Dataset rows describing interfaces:
# # # #

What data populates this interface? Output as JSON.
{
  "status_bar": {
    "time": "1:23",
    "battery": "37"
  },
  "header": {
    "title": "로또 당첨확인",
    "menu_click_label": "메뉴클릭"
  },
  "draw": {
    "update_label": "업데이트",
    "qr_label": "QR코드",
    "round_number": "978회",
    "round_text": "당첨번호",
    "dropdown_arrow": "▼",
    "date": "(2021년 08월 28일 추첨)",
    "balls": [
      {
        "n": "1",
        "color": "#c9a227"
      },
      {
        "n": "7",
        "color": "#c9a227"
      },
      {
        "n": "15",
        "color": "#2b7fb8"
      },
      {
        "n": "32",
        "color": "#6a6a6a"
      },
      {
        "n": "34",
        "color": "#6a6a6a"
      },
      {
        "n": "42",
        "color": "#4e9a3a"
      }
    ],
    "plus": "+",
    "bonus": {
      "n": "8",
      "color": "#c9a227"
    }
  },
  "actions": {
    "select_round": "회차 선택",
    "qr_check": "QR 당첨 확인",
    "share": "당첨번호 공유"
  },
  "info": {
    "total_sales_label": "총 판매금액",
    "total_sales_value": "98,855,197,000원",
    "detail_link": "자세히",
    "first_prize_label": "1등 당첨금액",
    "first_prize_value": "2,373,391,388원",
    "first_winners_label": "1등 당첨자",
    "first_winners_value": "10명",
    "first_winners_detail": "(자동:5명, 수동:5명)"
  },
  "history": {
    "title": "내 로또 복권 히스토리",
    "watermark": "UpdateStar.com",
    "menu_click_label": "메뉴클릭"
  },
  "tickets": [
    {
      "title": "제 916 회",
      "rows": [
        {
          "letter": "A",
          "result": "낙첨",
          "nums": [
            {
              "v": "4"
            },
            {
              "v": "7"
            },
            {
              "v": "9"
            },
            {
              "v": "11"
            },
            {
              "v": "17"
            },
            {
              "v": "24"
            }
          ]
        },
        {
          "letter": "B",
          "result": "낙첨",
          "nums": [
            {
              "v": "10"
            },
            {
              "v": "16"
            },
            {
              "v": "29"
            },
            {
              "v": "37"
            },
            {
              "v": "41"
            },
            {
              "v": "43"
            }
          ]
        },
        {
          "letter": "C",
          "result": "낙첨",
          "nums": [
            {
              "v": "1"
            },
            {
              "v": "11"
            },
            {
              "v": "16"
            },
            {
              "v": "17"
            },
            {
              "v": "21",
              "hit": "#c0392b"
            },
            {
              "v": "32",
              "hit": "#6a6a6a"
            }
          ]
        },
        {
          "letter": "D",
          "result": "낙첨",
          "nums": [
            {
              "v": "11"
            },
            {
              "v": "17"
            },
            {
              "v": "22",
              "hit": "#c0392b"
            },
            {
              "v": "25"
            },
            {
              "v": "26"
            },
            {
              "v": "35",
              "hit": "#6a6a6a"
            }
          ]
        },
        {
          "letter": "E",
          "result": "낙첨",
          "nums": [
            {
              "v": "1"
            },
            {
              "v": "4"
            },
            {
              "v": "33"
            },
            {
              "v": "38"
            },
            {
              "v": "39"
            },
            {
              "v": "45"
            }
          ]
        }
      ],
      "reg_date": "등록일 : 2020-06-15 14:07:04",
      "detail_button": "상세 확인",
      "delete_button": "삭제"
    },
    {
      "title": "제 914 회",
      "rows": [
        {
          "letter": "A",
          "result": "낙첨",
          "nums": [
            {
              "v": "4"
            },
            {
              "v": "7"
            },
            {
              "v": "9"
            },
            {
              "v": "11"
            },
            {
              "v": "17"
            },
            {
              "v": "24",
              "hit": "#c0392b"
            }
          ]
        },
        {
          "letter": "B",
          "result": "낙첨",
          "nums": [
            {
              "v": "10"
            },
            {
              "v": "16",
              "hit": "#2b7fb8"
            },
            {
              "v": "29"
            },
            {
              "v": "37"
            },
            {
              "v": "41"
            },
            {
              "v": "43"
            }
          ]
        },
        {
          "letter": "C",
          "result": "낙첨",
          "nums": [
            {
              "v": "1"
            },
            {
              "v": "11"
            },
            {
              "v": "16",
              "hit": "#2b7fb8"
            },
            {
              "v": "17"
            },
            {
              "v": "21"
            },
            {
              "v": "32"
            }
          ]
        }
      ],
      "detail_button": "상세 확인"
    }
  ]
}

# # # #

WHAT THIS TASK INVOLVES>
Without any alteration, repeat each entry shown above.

RESULT FOR THIS EXERCISE>
What data populates this interface? Output as JSON.
{
  "status_bar": {
    "time": "1:23",
    "battery": "37"
  },
  "header": {
    "title": "로또 당첨확인",
    "menu_click_label": "메뉴클릭"
  },
  "draw": {
    "update_label": "업데이트",
    "qr_label": "QR코드",
    "round_number": "978회",
    "round_text": "당첨번호",
    "dropdown_arrow": "▼",
    "date": "(2021년 08월 28일 추첨)",
    "balls": [
      {
        "n": "1",
        "color": "#c9a227"
      },
      {
        "n": "7",
        "color": "#c9a227"
      },
      {
        "n": "15",
        "color": "#2b7fb8"
      },
      {
        "n": "32",
        "color": "#6a6a6a"
      },
      {
        "n": "34",
        "color": "#6a6a6a"
      },
      {
        "n": "42",
        "color": "#4e9a3a"
      }
    ],
    "plus": "+",
    "bonus": {
      "n": "8",
      "color": "#c9a227"
    }
  },
  "actions": {
    "select_round": "회차 선택",
    "qr_check": "QR 당첨 확인",
    "share": "당첨번호 공유"
  },
  "info": {
    "total_sales_label": "총 판매금액",
    "total_sales_value": "98,855,197,000원",
    "detail_link": "자세히",
    "first_prize_label": "1등 당첨금액",
    "first_prize_value": "2,373,391,388원",
    "first_winners_label": "1등 당첨자",
    "first_winners_value": "10명",
    "first_winners_detail": "(자동:5명, 수동:5명)"
  },
  "history": {
    "title": "내 로또 복권 히스토리",
    "watermark": "UpdateStar.com",
    "menu_click_label": "메뉴클릭"
  },
  "tickets": [
    {
      "title": "제 916 회",
      "rows": [
        {
          "letter": "A",
          "result": "낙첨",
          "nums": [
            {
              "v": "4"
            },
            {
              "v": "7"
            },
            {
              "v": "9"
            },
            {
              "v": "11"
            },
            {
              "v": "17"
            },
            {
              "v": "24"
            }
          ]
        },
        {
          "letter": "B",
          "result": "낙첨",
          "nums": [
            {
              "v": "10"
            },
            {
              "v": "16"
            },
            {
              "v": "29"
            },
            {
              "v": "37"
            },
            {
              "v": "41"
            },
            {
              "v": "43"
            }
          ]
        },
        {
          "letter": "C",
          "result": "낙첨",
          "nums": [
            {
              "v": "1"
            },
            {
              "v": "11"
            },
            {
              "v": "16"
            },
            {
              "v": "17"
            },
            {
              "v": "21",
              "hit": "#c0392b"
            },
            {
              "v": "32",
              "hit": "#6a6a6a"
            }
          ]
        },
        {
          "letter": "D",
          "result": "낙첨",
          "nums": [
            {
              "v": "11"
            },
            {
              "v": "17"
            },
            {
              "v": "22",
              "hit": "#c0392b"
            },
            {
              "v": "25"
            },
            {
              "v": "26"
            },
            {
              "v": "35",
              "hit": "#6a6a6a"
            }
          ]
        },
        {
          "letter": "E",
          "result": "낙첨",
          "nums": [
            {
              "v": "1"
            },
            {
              "v": "4"
            },
            {
              "v": "33"
            },
            {
              "v": "38"
            },
            {
              "v": "39"
            },
            {
              "v": "45"
            }
          ]
        }
      ],
      "reg_date": "등록일 : 2020-06-15 14:07:04",
      "detail_button": "상세 확인",
      "delete_button": "삭제"
    },
    {
      "title": "제 914 회",
      "rows": [
        {
          "letter": "A",
          "result": "낙첨",
          "nums": [
            {
              "v": "4"
            },
            {
              "v": "7"
            },
            {
              "v": "9"
            },
            {
              "v": "11"
            },
            {
              "v": "17"
            },
            {
              "v": "24",
              "hit": "#c0392b"
            }
          ]
        },
        {
          "letter": "B",
          "result": "낙첨",
          "nums": [
            {
              "v": "10"
            },
            {
              "v": "16",
              "hit": "#2b7fb8"
            },
            {
              "v": "29"
            },
            {
              "v": "37"
            },
            {
              "v": "41"
            },
            {
              "v": "43"
            }
          ]
        },
        {
          "letter": "C",
          "result": "낙첨",
          "nums": [
            {
              "v": "1"
            },
            {
              "v": "11"
            },
            {
              "v": "16",
              "hit": "#2b7fb8"
            },
            {
              "v": "17"
            },
            {
              "v": "21"
            },
            {
              "v": "32"
            }
          ]
        }
      ],
      "detail_button": "상세 확인"
    }
  ]
}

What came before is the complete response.